Web page and app entries
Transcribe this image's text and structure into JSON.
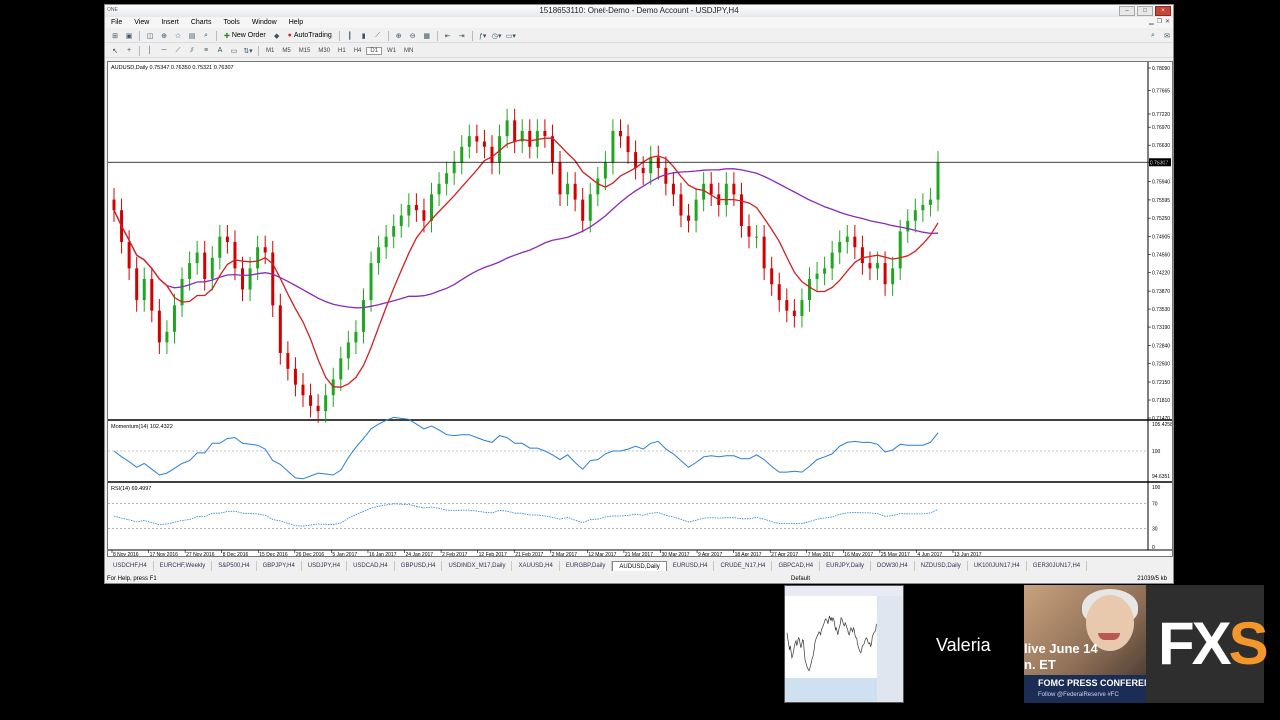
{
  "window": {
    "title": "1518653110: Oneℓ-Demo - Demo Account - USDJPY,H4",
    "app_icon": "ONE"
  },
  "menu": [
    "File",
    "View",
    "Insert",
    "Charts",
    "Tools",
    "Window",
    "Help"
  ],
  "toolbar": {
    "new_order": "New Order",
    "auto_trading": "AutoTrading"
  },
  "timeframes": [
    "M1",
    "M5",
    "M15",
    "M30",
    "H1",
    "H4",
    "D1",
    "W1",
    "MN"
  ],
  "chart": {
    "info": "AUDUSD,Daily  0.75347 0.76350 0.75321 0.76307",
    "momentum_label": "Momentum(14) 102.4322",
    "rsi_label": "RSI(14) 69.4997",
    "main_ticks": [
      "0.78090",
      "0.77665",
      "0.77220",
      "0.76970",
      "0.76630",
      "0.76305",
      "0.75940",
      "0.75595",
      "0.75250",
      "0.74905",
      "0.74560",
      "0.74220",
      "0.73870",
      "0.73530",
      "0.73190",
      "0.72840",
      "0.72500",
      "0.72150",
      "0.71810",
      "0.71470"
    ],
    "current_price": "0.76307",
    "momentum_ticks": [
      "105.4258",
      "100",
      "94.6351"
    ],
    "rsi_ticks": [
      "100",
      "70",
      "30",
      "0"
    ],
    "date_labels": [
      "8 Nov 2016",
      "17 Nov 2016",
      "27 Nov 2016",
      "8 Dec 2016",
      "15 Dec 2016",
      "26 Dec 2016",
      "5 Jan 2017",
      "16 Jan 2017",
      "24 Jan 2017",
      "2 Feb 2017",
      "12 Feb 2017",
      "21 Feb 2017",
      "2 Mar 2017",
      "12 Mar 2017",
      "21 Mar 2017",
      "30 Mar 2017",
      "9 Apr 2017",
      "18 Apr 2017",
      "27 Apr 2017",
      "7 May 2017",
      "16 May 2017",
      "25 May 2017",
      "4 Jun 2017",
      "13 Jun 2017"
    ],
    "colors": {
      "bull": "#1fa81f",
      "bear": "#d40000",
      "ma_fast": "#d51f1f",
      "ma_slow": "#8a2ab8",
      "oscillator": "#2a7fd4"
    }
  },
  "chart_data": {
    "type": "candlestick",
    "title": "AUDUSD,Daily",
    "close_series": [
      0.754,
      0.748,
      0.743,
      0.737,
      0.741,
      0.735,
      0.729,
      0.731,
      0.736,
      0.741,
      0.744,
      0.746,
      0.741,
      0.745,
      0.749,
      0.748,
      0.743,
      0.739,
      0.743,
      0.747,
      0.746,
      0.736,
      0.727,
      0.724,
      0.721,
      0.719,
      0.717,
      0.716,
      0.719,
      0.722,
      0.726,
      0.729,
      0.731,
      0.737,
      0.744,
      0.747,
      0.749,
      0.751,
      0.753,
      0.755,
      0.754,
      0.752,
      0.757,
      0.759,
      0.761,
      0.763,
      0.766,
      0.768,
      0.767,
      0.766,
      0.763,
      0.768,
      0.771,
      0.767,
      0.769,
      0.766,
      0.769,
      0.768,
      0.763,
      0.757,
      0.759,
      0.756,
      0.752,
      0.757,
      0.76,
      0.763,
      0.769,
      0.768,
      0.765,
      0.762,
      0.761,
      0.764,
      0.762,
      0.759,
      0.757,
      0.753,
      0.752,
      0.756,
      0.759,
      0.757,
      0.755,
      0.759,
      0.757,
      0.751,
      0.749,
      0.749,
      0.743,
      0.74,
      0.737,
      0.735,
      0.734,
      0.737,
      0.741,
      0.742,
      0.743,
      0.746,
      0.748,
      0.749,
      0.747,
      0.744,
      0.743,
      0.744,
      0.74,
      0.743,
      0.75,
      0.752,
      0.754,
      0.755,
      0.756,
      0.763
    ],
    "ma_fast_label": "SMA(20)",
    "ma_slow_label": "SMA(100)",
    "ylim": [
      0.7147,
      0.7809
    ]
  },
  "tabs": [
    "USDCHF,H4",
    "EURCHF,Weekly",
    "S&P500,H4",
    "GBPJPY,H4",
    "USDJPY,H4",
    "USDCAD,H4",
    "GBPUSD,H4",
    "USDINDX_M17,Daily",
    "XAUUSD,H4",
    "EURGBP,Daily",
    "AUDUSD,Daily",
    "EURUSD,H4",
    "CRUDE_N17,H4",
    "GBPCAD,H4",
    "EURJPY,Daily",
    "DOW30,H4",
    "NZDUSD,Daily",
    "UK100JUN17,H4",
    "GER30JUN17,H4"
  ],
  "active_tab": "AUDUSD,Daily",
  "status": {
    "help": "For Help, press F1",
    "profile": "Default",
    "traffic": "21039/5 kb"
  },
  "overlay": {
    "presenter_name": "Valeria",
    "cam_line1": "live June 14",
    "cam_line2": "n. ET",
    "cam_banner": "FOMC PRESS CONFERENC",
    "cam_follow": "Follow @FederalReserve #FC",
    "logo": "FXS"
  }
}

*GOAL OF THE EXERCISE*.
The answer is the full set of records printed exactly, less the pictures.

*YOUR SOLUTION*.
Transcribe this image's text and structure into JSON.
{
  "window": {
    "title": "1518653110: Oneℓ-Demo - Demo Account - USDJPY,H4",
    "app_icon": "ONE"
  },
  "menu": [
    "File",
    "View",
    "Insert",
    "Charts",
    "Tools",
    "Window",
    "Help"
  ],
  "toolbar": {
    "new_order": "New Order",
    "auto_trading": "AutoTrading"
  },
  "timeframes": [
    "M1",
    "M5",
    "M15",
    "M30",
    "H1",
    "H4",
    "D1",
    "W1",
    "MN"
  ],
  "chart": {
    "info": "AUDUSD,Daily  0.75347 0.76350 0.75321 0.76307",
    "momentum_label": "Momentum(14) 102.4322",
    "rsi_label": "RSI(14) 69.4997",
    "main_ticks": [
      "0.78090",
      "0.77665",
      "0.77220",
      "0.76970",
      "0.76630",
      "0.76305",
      "0.75940",
      "0.75595",
      "0.75250",
      "0.74905",
      "0.74560",
      "0.74220",
      "0.73870",
      "0.73530",
      "0.73190",
      "0.72840",
      "0.72500",
      "0.72150",
      "0.71810",
      "0.71470"
    ],
    "current_price": "0.76307",
    "momentum_ticks": [
      "105.4258",
      "100",
      "94.6351"
    ],
    "rsi_ticks": [
      "100",
      "70",
      "30",
      "0"
    ],
    "date_labels": [
      "8 Nov 2016",
      "17 Nov 2016",
      "27 Nov 2016",
      "8 Dec 2016",
      "15 Dec 2016",
      "26 Dec 2016",
      "5 Jan 2017",
      "16 Jan 2017",
      "24 Jan 2017",
      "2 Feb 2017",
      "12 Feb 2017",
      "21 Feb 2017",
      "2 Mar 2017",
      "12 Mar 2017",
      "21 Mar 2017",
      "30 Mar 2017",
      "9 Apr 2017",
      "18 Apr 2017",
      "27 Apr 2017",
      "7 May 2017",
      "16 May 2017",
      "25 May 2017",
      "4 Jun 2017",
      "13 Jun 2017"
    ],
    "colors": {
      "bull": "#1fa81f",
      "bear": "#d40000",
      "ma_fast": "#d51f1f",
      "ma_slow": "#8a2ab8",
      "oscillator": "#2a7fd4"
    }
  },
  "chart_data": {
    "type": "candlestick",
    "title": "AUDUSD,Daily",
    "close_series": [
      0.754,
      0.748,
      0.743,
      0.737,
      0.741,
      0.735,
      0.729,
      0.731,
      0.736,
      0.741,
      0.744,
      0.746,
      0.741,
      0.745,
      0.749,
      0.748,
      0.743,
      0.739,
      0.743,
      0.747,
      0.746,
      0.736,
      0.727,
      0.724,
      0.721,
      0.719,
      0.717,
      0.716,
      0.719,
      0.722,
      0.726,
      0.729,
      0.731,
      0.737,
      0.744,
      0.747,
      0.749,
      0.751,
      0.753,
      0.755,
      0.754,
      0.752,
      0.757,
      0.759,
      0.761,
      0.763,
      0.766,
      0.768,
      0.767,
      0.766,
      0.763,
      0.768,
      0.771,
      0.767,
      0.769,
      0.766,
      0.769,
      0.768,
      0.763,
      0.757,
      0.759,
      0.756,
      0.752,
      0.757,
      0.76,
      0.763,
      0.769,
      0.768,
      0.765,
      0.762,
      0.761,
      0.764,
      0.762,
      0.759,
      0.757,
      0.753,
      0.752,
      0.756,
      0.759,
      0.757,
      0.755,
      0.759,
      0.757,
      0.751,
      0.749,
      0.749,
      0.743,
      0.74,
      0.737,
      0.735,
      0.734,
      0.737,
      0.741,
      0.742,
      0.743,
      0.746,
      0.748,
      0.749,
      0.747,
      0.744,
      0.743,
      0.744,
      0.74,
      0.743,
      0.75,
      0.752,
      0.754,
      0.755,
      0.756,
      0.763
    ],
    "ma_fast_label": "SMA(20)",
    "ma_slow_label": "SMA(100)",
    "ylim": [
      0.7147,
      0.7809
    ]
  },
  "tabs": [
    "USDCHF,H4",
    "EURCHF,Weekly",
    "S&P500,H4",
    "GBPJPY,H4",
    "USDJPY,H4",
    "USDCAD,H4",
    "GBPUSD,H4",
    "USDINDX_M17,Daily",
    "XAUUSD,H4",
    "EURGBP,Daily",
    "AUDUSD,Daily",
    "EURUSD,H4",
    "CRUDE_N17,H4",
    "GBPCAD,H4",
    "EURJPY,Daily",
    "DOW30,H4",
    "NZDUSD,Daily",
    "UK100JUN17,H4",
    "GER30JUN17,H4"
  ],
  "active_tab": "AUDUSD,Daily",
  "status": {
    "help": "For Help, press F1",
    "profile": "Default",
    "traffic": "21039/5 kb"
  },
  "overlay": {
    "presenter_name": "Valeria",
    "cam_line1": "live June 14",
    "cam_line2": "n. ET",
    "cam_banner": "FOMC PRESS CONFERENC",
    "cam_follow": "Follow @FederalReserve #FC",
    "logo": "FXS"
  }
}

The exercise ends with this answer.